Language of Document:English
Record Number:53602
Doc. No:TL23556
Call number:‭3392863‬
Main Entry:Adrian John Ossi
Title & Author:The Roman honorific arches of Pisidian Antioch: Reconstruction and contextualizationAdrian John Ossi
College:University of Michigan
Date:2009
Degree:Ph.D.
student score:2009
Page No:407
Abstract:This study consists of a detailed architectural and historical assessment of the remains of two Roman-era honorific arches at the imperial colony of Pisidian Antioch, near the modern town of Yalvaç in Turkey. My analysis shows that these arches reflect the colonial situation of the city at two distinct historical moments, during the reigns of Augustus and Hadrian. The arch of Augustus was a hybrid monument that, by means of its location, form, and decoration, attempted to integrate the varying cultural elements within the city. The arch was an independently designed monument, not a provincial copy of the Parthian Arch in Rome as has often been asserted. Through its decorative program, the arch of Augustus painted a broader picture of the life and deeds of Augustus than any arch yet known; accordingly, it can be described as a visual Res Gestae Augusti . Both the decoration and the form of this arch combined influences from Hellenistic honorific monuments and propyla with the form of a Roman honorific arch. This hybrid character suggests that the arch was specifically designed for its colonial situation, where Romans, Greeks, and Phrygians would be required to live side-by-side. In the Hadrianic period, the cities of Asia Minor mustered their local histories in competition for increased status within the imperial system. Pisidian Antioch had a significant Hellenistic history, embodied in its Seleucid name and its ancient extramural sanctuary of Men Askaenos. The arch of Hadrian was an ornamental city gate that reflected contemporary developments in the form of arches in Asia Minor, while its decorative program made extensive reference to the arch of Augustus in the same city. The reflexive relationship between the arches suggests that by the Hadrianic period the arch of Augustus came to be viewed as a monument to the city's ktistes , or founder. The arch of Hadrian, therefore, made a favorable comparison between Hadrian and Augustus in preparation for Hadrian's visit to the city, and positioned the Roman refoundation as the primary element in the city's externally-projected identity.

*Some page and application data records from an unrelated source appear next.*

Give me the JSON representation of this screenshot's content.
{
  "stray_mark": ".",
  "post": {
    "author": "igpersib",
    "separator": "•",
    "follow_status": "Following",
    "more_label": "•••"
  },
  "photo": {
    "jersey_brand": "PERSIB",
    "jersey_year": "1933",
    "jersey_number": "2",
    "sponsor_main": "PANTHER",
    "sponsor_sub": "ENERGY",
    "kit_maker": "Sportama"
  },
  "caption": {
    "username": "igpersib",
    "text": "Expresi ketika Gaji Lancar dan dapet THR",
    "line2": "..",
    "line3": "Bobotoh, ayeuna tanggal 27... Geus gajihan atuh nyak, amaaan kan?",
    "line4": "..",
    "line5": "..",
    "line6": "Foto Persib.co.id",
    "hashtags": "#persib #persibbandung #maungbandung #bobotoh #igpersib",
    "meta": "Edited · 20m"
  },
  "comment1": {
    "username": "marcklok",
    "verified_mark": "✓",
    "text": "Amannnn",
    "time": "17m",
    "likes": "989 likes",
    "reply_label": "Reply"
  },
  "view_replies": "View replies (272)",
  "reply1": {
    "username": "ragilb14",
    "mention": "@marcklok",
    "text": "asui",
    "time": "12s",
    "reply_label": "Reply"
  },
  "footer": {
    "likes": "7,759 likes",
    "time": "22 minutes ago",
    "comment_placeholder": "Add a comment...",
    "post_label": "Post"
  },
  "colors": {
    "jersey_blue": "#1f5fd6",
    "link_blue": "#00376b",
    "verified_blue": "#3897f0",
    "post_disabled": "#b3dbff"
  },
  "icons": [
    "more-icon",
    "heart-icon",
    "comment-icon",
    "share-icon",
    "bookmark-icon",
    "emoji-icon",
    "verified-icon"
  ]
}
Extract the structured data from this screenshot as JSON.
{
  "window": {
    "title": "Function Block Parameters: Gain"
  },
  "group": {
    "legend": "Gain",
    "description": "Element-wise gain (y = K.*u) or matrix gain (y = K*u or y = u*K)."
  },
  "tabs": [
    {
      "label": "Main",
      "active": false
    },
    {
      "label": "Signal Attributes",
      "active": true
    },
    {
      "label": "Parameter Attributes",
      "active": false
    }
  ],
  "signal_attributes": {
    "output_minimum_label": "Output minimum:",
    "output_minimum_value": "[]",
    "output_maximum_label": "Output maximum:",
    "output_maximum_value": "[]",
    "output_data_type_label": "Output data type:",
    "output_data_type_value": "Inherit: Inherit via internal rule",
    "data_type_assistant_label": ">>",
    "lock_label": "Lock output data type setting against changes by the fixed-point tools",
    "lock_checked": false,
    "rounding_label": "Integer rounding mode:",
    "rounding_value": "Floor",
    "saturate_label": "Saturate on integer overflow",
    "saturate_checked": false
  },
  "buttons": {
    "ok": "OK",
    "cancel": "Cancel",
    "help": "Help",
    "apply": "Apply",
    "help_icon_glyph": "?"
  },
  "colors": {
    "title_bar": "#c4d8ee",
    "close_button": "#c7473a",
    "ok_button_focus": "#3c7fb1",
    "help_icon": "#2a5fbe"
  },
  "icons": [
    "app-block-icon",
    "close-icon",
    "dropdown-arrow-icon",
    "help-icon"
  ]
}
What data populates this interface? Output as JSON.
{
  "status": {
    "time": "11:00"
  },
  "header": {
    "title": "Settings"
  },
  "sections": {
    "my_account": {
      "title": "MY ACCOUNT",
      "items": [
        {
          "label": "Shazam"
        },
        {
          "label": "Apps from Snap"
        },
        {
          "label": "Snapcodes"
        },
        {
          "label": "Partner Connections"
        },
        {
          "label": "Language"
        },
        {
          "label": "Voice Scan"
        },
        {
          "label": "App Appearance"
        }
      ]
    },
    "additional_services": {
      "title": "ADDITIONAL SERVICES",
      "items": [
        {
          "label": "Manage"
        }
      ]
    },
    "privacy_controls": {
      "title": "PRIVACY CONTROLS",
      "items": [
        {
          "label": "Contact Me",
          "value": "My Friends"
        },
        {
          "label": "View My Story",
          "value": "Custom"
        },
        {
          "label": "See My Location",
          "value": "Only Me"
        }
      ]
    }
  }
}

Subject:Communication and the arts; Social sciences; Roman architecture; Honorific arch; Pisidian Antioch; Reconstruction; Asia Minor; Turkey; Roman Empire; Archaeology; Art history; 0324:Archaeology; 0377:Art history
Added Entry:E. K. Gazda
Added Entry:University of Michigan